Temperature is another important parameter for assessing wastewater. Temperature can vary significantly depending on the source of the wastewater, but should generally be kept between 10 and 25 degrees Celsius. Temperature can affect the activity of microorganisms and other organisms in the aquatic environment, so it is important to keep temperature within the optimal range.

Top 6 Frequently Asked Questions

What is Wastewater?

Wastewater is any water that has been used for a variety of purposes and has become contaminated with pollutants and other contaminants. It includes domestic wastewater, industrial wastewater, and agricultural wastewater. Wastewater can originate from residential and commercial sources, such as toilets, sinks, and showers, as well as from industry and agriculture operations. Wastewater can contain a variety of pollutants and contaminants, including chemicals, sediments, oils, and other organic and inorganic materials.

What Are the Water Quality Parameters for Wastewater?

The water quality parameters for wastewater vary depending on the source of the wastewater. Generally, the parameters include pH, total suspended solids (TSS), biochemical oxygen demand (BOD), total dissolved solids (TDS), ammonia, oil and grease, nitrite and nitrate, chlorine, and heavy metals.

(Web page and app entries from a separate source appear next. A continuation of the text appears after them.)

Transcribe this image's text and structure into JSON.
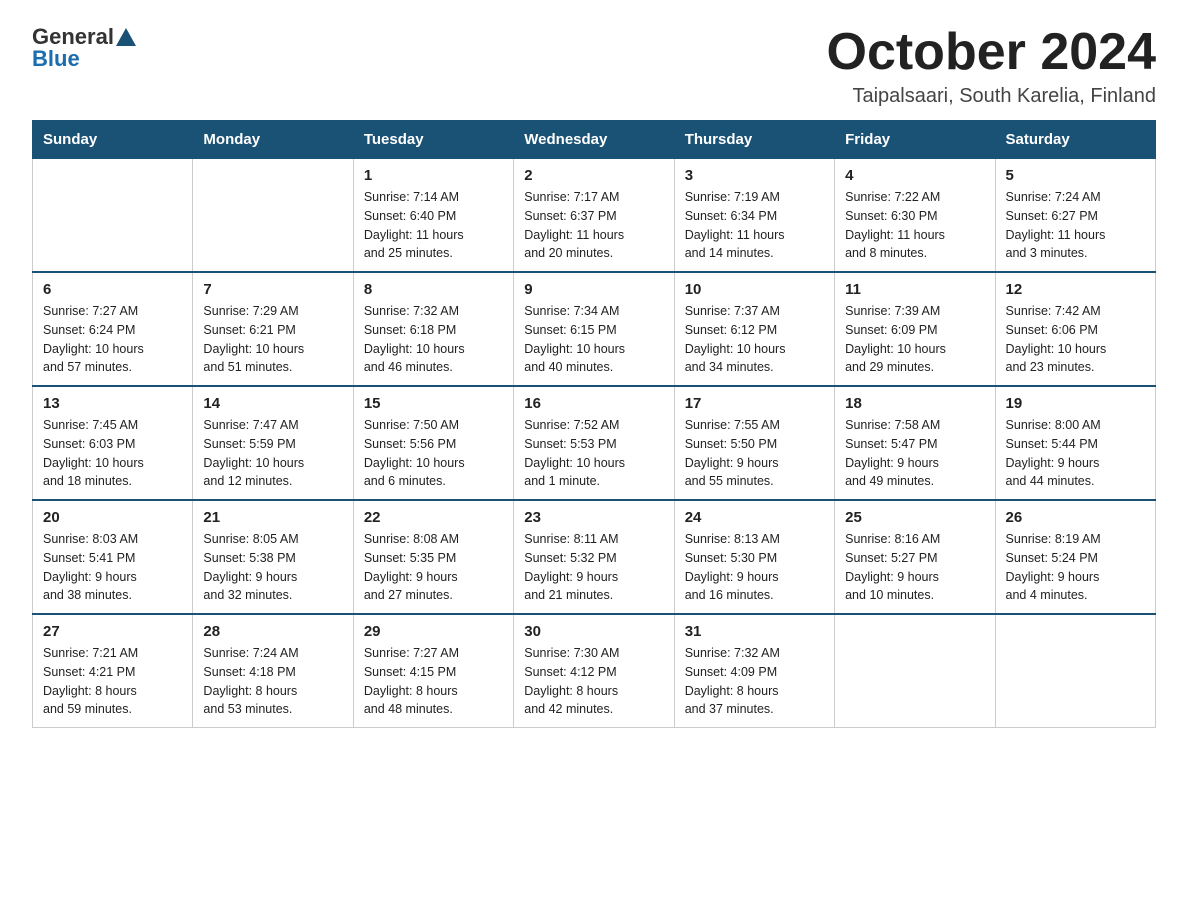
{
  "header": {
    "logo": {
      "general": "General",
      "blue": "Blue"
    },
    "month": "October 2024",
    "location": "Taipalsaari, South Karelia, Finland"
  },
  "days_of_week": [
    "Sunday",
    "Monday",
    "Tuesday",
    "Wednesday",
    "Thursday",
    "Friday",
    "Saturday"
  ],
  "weeks": [
    [
      {
        "day": "",
        "info": ""
      },
      {
        "day": "",
        "info": ""
      },
      {
        "day": "1",
        "info": "Sunrise: 7:14 AM\nSunset: 6:40 PM\nDaylight: 11 hours\nand 25 minutes."
      },
      {
        "day": "2",
        "info": "Sunrise: 7:17 AM\nSunset: 6:37 PM\nDaylight: 11 hours\nand 20 minutes."
      },
      {
        "day": "3",
        "info": "Sunrise: 7:19 AM\nSunset: 6:34 PM\nDaylight: 11 hours\nand 14 minutes."
      },
      {
        "day": "4",
        "info": "Sunrise: 7:22 AM\nSunset: 6:30 PM\nDaylight: 11 hours\nand 8 minutes."
      },
      {
        "day": "5",
        "info": "Sunrise: 7:24 AM\nSunset: 6:27 PM\nDaylight: 11 hours\nand 3 minutes."
      }
    ],
    [
      {
        "day": "6",
        "info": "Sunrise: 7:27 AM\nSunset: 6:24 PM\nDaylight: 10 hours\nand 57 minutes."
      },
      {
        "day": "7",
        "info": "Sunrise: 7:29 AM\nSunset: 6:21 PM\nDaylight: 10 hours\nand 51 minutes."
      },
      {
        "day": "8",
        "info": "Sunrise: 7:32 AM\nSunset: 6:18 PM\nDaylight: 10 hours\nand 46 minutes."
      },
      {
        "day": "9",
        "info": "Sunrise: 7:34 AM\nSunset: 6:15 PM\nDaylight: 10 hours\nand 40 minutes."
      },
      {
        "day": "10",
        "info": "Sunrise: 7:37 AM\nSunset: 6:12 PM\nDaylight: 10 hours\nand 34 minutes."
      },
      {
        "day": "11",
        "info": "Sunrise: 7:39 AM\nSunset: 6:09 PM\nDaylight: 10 hours\nand 29 minutes."
      },
      {
        "day": "12",
        "info": "Sunrise: 7:42 AM\nSunset: 6:06 PM\nDaylight: 10 hours\nand 23 minutes."
      }
    ],
    [
      {
        "day": "13",
        "info": "Sunrise: 7:45 AM\nSunset: 6:03 PM\nDaylight: 10 hours\nand 18 minutes."
      },
      {
        "day": "14",
        "info": "Sunrise: 7:47 AM\nSunset: 5:59 PM\nDaylight: 10 hours\nand 12 minutes."
      },
      {
        "day": "15",
        "info": "Sunrise: 7:50 AM\nSunset: 5:56 PM\nDaylight: 10 hours\nand 6 minutes."
      },
      {
        "day": "16",
        "info": "Sunrise: 7:52 AM\nSunset: 5:53 PM\nDaylight: 10 hours\nand 1 minute."
      },
      {
        "day": "17",
        "info": "Sunrise: 7:55 AM\nSunset: 5:50 PM\nDaylight: 9 hours\nand 55 minutes."
      },
      {
        "day": "18",
        "info": "Sunrise: 7:58 AM\nSunset: 5:47 PM\nDaylight: 9 hours\nand 49 minutes."
      },
      {
        "day": "19",
        "info": "Sunrise: 8:00 AM\nSunset: 5:44 PM\nDaylight: 9 hours\nand 44 minutes."
      }
    ],
    [
      {
        "day": "20",
        "info": "Sunrise: 8:03 AM\nSunset: 5:41 PM\nDaylight: 9 hours\nand 38 minutes."
      },
      {
        "day": "21",
        "info": "Sunrise: 8:05 AM\nSunset: 5:38 PM\nDaylight: 9 hours\nand 32 minutes."
      },
      {
        "day": "22",
        "info": "Sunrise: 8:08 AM\nSunset: 5:35 PM\nDaylight: 9 hours\nand 27 minutes."
      },
      {
        "day": "23",
        "info": "Sunrise: 8:11 AM\nSunset: 5:32 PM\nDaylight: 9 hours\nand 21 minutes."
      },
      {
        "day": "24",
        "info": "Sunrise: 8:13 AM\nSunset: 5:30 PM\nDaylight: 9 hours\nand 16 minutes."
      },
      {
        "day": "25",
        "info": "Sunrise: 8:16 AM\nSunset: 5:27 PM\nDaylight: 9 hours\nand 10 minutes."
      },
      {
        "day": "26",
        "info": "Sunrise: 8:19 AM\nSunset: 5:24 PM\nDaylight: 9 hours\nand 4 minutes."
      }
    ],
    [
      {
        "day": "27",
        "info": "Sunrise: 7:21 AM\nSunset: 4:21 PM\nDaylight: 8 hours\nand 59 minutes."
      },
      {
        "day": "28",
        "info": "Sunrise: 7:24 AM\nSunset: 4:18 PM\nDaylight: 8 hours\nand 53 minutes."
      },
      {
        "day": "29",
        "info": "Sunrise: 7:27 AM\nSunset: 4:15 PM\nDaylight: 8 hours\nand 48 minutes."
      },
      {
        "day": "30",
        "info": "Sunrise: 7:30 AM\nSunset: 4:12 PM\nDaylight: 8 hours\nand 42 minutes."
      },
      {
        "day": "31",
        "info": "Sunrise: 7:32 AM\nSunset: 4:09 PM\nDaylight: 8 hours\nand 37 minutes."
      },
      {
        "day": "",
        "info": ""
      },
      {
        "day": "",
        "info": ""
      }
    ]
  ]
}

Other parameters may also be monitored, depending on the specific source and purpose of the wastewater.

What is a pH Level?

The pH level of wastewater is a measure of acidity or alkalinity. It is expressed on a scale from 0 to 14, with a pH of 7 representing a neutral state. A pH level below 7 is considered acidic, while a pH level above 7 is considered alkaline. A high pH level can indicate high levels of ammonia, while a low pH level can indicate the presence of acid-forming substances.

What is TSS?

Total suspended solids (TSS) are solid particles that remain in suspension in water and can be measured by filtration. High levels of TSS can indicate a buildup of organic material and can lead to decreased water quality. The TSS levels should be monitored regularly to ensure the water is safe for use and meets environmental standards.

What is BOD?

Biochemical oxygen demand (BOD) is a measure of the amount of oxygen used by microorganisms in the decomposition of organic material. High levels of BOD can indicate a large amount of organic material present in the water and can lead to decreased water quality. BOD levels should be monitored regularly to ensure the water is safe for use and meets environmental standards.

What is TDS?

Total dissolved solids (TDS) are a measure of the amount of dissolved solids in water. These solids can include minerals, salts, and other inorganic or organic materials. High levels of TDS can indicate a large amount of dissolved material present in the water and can lead to decreased water quality. TDS levels should be monitored regularly to ensure the water is safe for use and meets environmental standards.

Lesson 4 – Water Quality and Treatment

The water quality parameters for wastewater are an important factor in determining the quality of the water that is being used, reused, or discharged. Knowing what to look for and how to measure it is essential to keeping our environment clean and safe. By understanding what these parameters are and how to monitor them, we can ensure our water is safe for use and free of any pollutants that could harm our environment. With the right knowledge and resources, we can make sure our water is safe for everyone to use.